The West Virginia Mine War


What had happened, as nearly as it can be pieced together from many conflicting reports, is this: in spite of whatever armistice terms had been set by the governor and General Bandholtz, Chafin and Captain J. R. Brockus of the state police planned to round up a group of men who they decided were ringleaders of the miners’ march. With a force of several hundred deputies they crept across the mountain trails that night to the little town of Sharpies. On a ridge just above the town they came upon a force of miners. Chafin demanded that they lay down their arms and submit to arrest. The miners answered with gunfire. For an hour there was a wild melee of shooting and hand-to-hand combat in the darkness. At last the deputies retreated in disorder over the mountain, but the miners counted five of their own dead or wounded, and many houses in the town had been peppered by stray bullets.

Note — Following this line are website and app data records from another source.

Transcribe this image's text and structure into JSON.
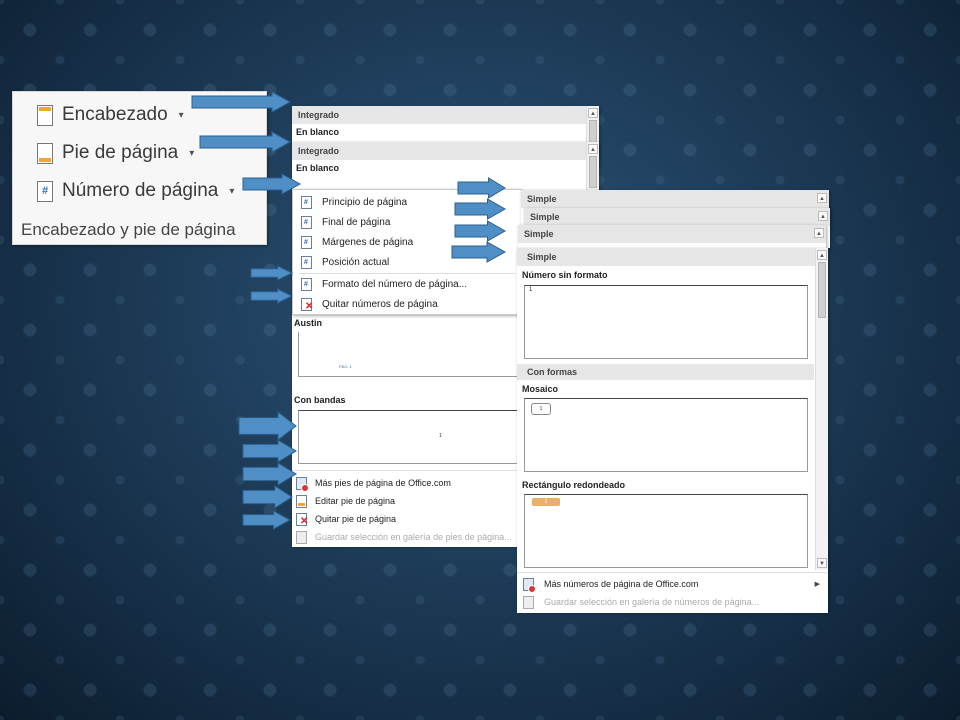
{
  "ribbon": {
    "items": [
      {
        "label": "Encabezado",
        "icon": "header-page-icon"
      },
      {
        "label": "Pie de página",
        "icon": "footer-page-icon"
      },
      {
        "label": "Número de página",
        "icon": "page-number-icon"
      }
    ],
    "group_label": "Encabezado y pie de página"
  },
  "header_gallery": {
    "section": "Integrado",
    "item": "En blanco"
  },
  "footer_gallery": {
    "section": "Integrado",
    "item": "En blanco",
    "austin": "Austin",
    "austin_preview_text": "PÁG. 1",
    "bands": "Con bandas",
    "bands_preview_text": "1",
    "footer_actions": [
      {
        "label": "Más pies de página de Office.com",
        "icon": "office-web-icon"
      },
      {
        "label": "Editar pie de página",
        "icon": "edit-footer-icon"
      },
      {
        "label": "Quitar pie de página",
        "icon": "remove-footer-icon"
      },
      {
        "label": "Guardar selección en galería de pies de página...",
        "icon": "save-gallery-icon",
        "disabled": true
      }
    ]
  },
  "page_number_menu": {
    "items": [
      {
        "label": "Principio de página"
      },
      {
        "label": "Final de página"
      },
      {
        "label": "Márgenes de página"
      },
      {
        "label": "Posición actual"
      },
      {
        "label": "Formato del número de página..."
      },
      {
        "label": "Quitar números de página"
      }
    ]
  },
  "submenus": {
    "headers": [
      "Simple",
      "Simple",
      "Simple",
      "Simple"
    ]
  },
  "number_gallery": {
    "plain": "Número sin formato",
    "plain_value": "1",
    "shapes_section": "Con formas",
    "mosaic": "Mosaico",
    "mosaic_value": "1",
    "rounded": "Rectángulo redondeado",
    "rounded_value": "1",
    "actions": [
      {
        "label": "Más números de página de Office.com",
        "icon": "office-web-icon"
      },
      {
        "label": "Guardar selección en galería de números de página...",
        "icon": "save-gallery-icon",
        "disabled": true
      }
    ]
  },
  "colors": {
    "arrow_fill": "#4f8fc6",
    "arrow_stroke": "#2a5f8f",
    "background": "#1f3f5c",
    "accent_orange": "#f0a43a"
  }
}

Blair Mountain became a battlefield again as thousands of miners poured into the region and scaled its northern slopes. On the opposite slope, and holding advantageous positions on the ridge, were hundreds of deputies and volunteer militia. The battle line extended some twenty miles along the serpentine crest of the ridge, from Buffalo Creek on the east to Mill Creek on the west. Throughout the day and night there were erratic bursts of riHe fire and occasionally the chatter of a machine gun. The outside world could learn little of what was going on, for telegraph wires had been cut, trains suspended, and traffic on the roadways blocked by armed patrols. An airplane from Logan, on a scouting mission of the attackers’ positions, was riddled by rifle fire from the ground and forced to retire. One eyewitness report published by the Associated Press on Tuesday depicted the scene from the miners’ front:


“With all males from the age of 15 to 60 under arms; children and women fleeing in panic over the line into Boone County; armed patrols arriving and departing, and every available conveyance carrying supplies to the picket posts in the hills, the Sharples-Blair sector may well be compared to Belgium in the early days of the World War.”

The following day a dispatch from Logan described the situation inside the town:

“This city was thrown into a frenzy shortly after dark last night when reports from men returning from the fighting at Crooked Creek said that the miners’ forces had broken through at an important point and forced a retreat by the Logan deputies.

“Logan County deputies were driven down thd hillside in a skirmish with an armed force from the other side of Spruce Fork Ridge, Captain I. G. Hollingsworth reported at 7 o’clock. Heavy fighting continued on two other sectors of the line during the afternoon and evening.

“‘We intend to hold our lines with all the power at our command,’ Colonel W. E. Eubanks [commanding officer of the militia] said. ‘We have 1,200 men in the line and fighting is continuing in the Blair sector and along Crooked Creek.’”

For a week the battle of Blair Mountain raged furiously, not in a single, momentous clash but in a series of uncoordinated skirmishes, hit-and-run raids, and individual gun duels up and down the length of the thirty-mile front. The deaths on both sides have been variously estimated at from ten to thirty, but there were hundreds of lesser casualties, including Boyden Sparks, a famed war correspondent for the New York Tribune , who ventured into the region and was nicked in the leg by a bullet. Probably ten thousand men were engaged in the conflict at its height, from seven to eight thousand on the miners’ side and from two to three thousand on the other. The defenders were under pseudomilitary command of the state adjutant general and were supplied with government-issue arms, ammunition, and some communications equipment. But they were barely able to hold their own against the numerical superiority of the attackers. The miners fought under a loose form of military command (whose leadership was never fully determined) and seemed plentifully supplied with rifles and bullets. Had either side concentrated its forces for a breakthrough at one point, the consequences would have been even more bloody and disastrous. But before this could happen, the federal government moved in.

Governor Morgan’s frantic appeals to Washington drew a stinging rebuke from General Bandholtz, who said the miners’ march would never have been resumed had it not been for the “injudicious” behavior of Captain Brockus and his men at Sharpies. However, on Wednesday, August 31, President Harding was induced to intervene. Within two hours the news flashed that he had issued a formal ultimatum to the miners:

“Whereas the Governor of West Virginia represents that domestic violence exists in said state which the authorities of said state are unable to suppress … now, therefore I, Warren G. Harding, President of the United States, do hereby command all persons engaged in such unlawful and insurrectionary proceedings to disperse and retire peacefully to their respective abodes on or before 12 o’clock noon on the first day of September, 1921.…”

General Bandholtz was immediately dispatched to Charleston to enforce the terms of the proclamation, copies of which were dropped over the battle lines from airplanes. At the same time regiments at Camp Dix, New Jersey, Camp Sherman, Ohio, and Fort Knox, Kentucky, were put on battle alert and special trains held in readiness to take them to the scene of trouble. An air squadron at Langley Field, Virginia, was similarly alerted.